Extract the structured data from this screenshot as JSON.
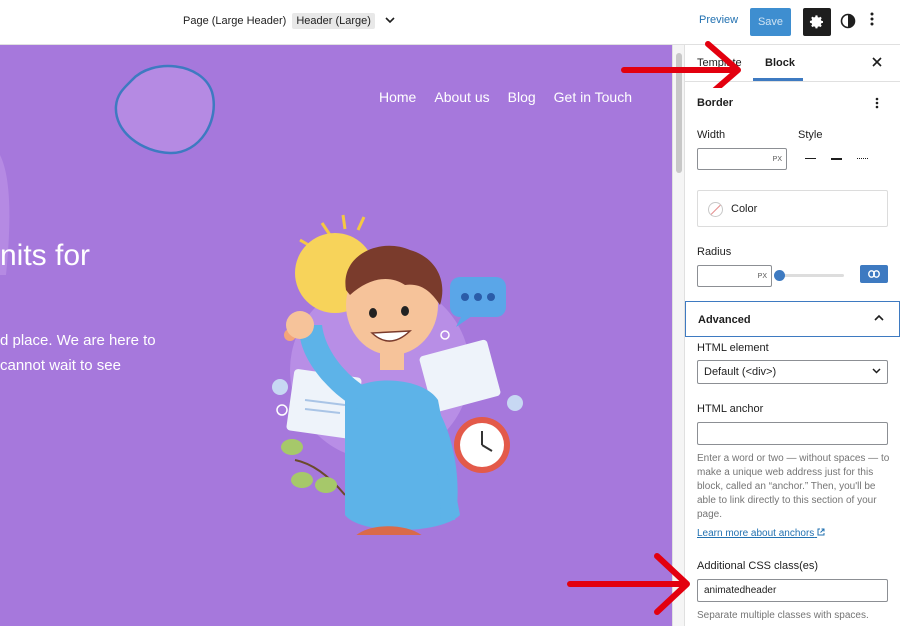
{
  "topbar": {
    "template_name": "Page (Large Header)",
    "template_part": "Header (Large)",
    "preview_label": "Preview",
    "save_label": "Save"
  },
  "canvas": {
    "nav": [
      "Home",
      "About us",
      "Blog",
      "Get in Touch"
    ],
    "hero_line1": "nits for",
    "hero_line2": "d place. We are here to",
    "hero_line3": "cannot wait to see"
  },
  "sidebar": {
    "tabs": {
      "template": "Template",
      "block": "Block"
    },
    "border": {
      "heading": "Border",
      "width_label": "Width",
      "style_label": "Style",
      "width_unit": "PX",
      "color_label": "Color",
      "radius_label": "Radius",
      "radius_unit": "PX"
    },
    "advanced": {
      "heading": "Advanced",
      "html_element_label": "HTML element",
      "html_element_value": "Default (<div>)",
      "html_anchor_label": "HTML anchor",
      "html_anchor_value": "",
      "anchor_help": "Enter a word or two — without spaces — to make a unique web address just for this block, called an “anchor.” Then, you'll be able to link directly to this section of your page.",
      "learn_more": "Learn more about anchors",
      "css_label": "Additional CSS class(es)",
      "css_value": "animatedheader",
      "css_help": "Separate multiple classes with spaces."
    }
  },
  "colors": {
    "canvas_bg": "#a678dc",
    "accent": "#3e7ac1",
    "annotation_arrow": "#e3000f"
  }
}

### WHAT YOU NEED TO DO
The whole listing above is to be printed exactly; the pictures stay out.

### RESULT OF THE EXERCISE
Extract the structured data from this screenshot as JSON.
{
  "topbar": {
    "template_name": "Page (Large Header)",
    "template_part": "Header (Large)",
    "preview_label": "Preview",
    "save_label": "Save"
  },
  "canvas": {
    "nav": [
      "Home",
      "About us",
      "Blog",
      "Get in Touch"
    ],
    "hero_line1": "nits for",
    "hero_line2": "d place. We are here to",
    "hero_line3": "cannot wait to see"
  },
  "sidebar": {
    "tabs": {
      "template": "Template",
      "block": "Block"
    },
    "border": {
      "heading": "Border",
      "width_label": "Width",
      "style_label": "Style",
      "width_unit": "PX",
      "color_label": "Color",
      "radius_label": "Radius",
      "radius_unit": "PX"
    },
    "advanced": {
      "heading": "Advanced",
      "html_element_label": "HTML element",
      "html_element_value": "Default (<div>)",
      "html_anchor_label": "HTML anchor",
      "html_anchor_value": "",
      "anchor_help": "Enter a word or two — without spaces — to make a unique web address just for this block, called an “anchor.” Then, you'll be able to link directly to this section of your page.",
      "learn_more": "Learn more about anchors",
      "css_label": "Additional CSS class(es)",
      "css_value": "animatedheader",
      "css_help": "Separate multiple classes with spaces."
    }
  },
  "colors": {
    "canvas_bg": "#a678dc",
    "accent": "#3e7ac1",
    "annotation_arrow": "#e3000f"
  }
}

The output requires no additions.